About this task:
In the entries below, how many lines contain the string "icon"? Respond with the number only.

↓

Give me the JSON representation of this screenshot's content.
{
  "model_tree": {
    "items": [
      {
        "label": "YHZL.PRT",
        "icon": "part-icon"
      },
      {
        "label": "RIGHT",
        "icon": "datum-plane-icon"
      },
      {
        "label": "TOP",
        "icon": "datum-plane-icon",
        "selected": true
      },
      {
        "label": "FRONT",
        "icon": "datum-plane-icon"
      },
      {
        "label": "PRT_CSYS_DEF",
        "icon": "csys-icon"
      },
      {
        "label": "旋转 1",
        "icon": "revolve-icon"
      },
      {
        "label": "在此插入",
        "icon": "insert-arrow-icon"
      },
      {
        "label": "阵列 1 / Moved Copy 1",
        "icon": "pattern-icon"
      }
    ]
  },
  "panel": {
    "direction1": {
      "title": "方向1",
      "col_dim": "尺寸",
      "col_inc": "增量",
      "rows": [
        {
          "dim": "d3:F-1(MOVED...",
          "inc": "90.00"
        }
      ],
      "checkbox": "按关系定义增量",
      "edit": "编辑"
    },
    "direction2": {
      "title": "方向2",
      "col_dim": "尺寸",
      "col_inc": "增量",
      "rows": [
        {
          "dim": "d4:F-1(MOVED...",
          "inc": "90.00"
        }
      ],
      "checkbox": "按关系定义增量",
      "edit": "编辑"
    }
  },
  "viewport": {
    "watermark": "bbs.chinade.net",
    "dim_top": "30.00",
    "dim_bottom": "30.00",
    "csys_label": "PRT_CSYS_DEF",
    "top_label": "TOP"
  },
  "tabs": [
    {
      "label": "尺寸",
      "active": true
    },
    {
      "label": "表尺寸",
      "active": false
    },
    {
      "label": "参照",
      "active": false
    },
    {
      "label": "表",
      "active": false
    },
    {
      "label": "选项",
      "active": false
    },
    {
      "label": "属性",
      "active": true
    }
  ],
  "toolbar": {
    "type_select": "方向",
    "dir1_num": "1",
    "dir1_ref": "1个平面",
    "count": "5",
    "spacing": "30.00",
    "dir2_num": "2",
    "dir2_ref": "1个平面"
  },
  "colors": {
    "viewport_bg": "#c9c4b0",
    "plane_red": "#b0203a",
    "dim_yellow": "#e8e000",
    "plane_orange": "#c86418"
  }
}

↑

Answer section:
8